* INSTRUCTIONS FOR THE TASK *
In the listing below, every line with the word "temperature" needs to be copied.

(SOURCE RECORDS Opens)

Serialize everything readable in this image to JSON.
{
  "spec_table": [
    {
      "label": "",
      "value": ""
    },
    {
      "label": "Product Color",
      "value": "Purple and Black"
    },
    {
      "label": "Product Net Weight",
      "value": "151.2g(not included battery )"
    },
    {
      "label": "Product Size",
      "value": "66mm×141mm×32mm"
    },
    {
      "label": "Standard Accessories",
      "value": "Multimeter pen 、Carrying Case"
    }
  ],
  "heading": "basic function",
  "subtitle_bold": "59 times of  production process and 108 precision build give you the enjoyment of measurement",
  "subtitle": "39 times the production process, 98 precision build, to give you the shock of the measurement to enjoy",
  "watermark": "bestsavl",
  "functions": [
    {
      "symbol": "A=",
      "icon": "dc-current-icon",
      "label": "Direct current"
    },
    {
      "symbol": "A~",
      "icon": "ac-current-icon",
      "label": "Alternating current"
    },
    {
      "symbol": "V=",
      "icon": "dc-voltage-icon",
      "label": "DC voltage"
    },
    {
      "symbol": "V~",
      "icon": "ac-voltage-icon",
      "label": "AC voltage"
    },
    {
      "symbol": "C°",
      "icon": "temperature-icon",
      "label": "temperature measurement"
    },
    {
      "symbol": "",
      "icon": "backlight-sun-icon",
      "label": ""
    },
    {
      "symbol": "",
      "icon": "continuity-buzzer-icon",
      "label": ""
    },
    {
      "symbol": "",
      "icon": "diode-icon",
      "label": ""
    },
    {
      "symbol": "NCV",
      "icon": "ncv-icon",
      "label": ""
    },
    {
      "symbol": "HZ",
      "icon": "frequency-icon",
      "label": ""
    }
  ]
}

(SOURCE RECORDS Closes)

* WRITTEN REPLY *
      "icon": "temperature-icon",
      "label": "temperature measurement"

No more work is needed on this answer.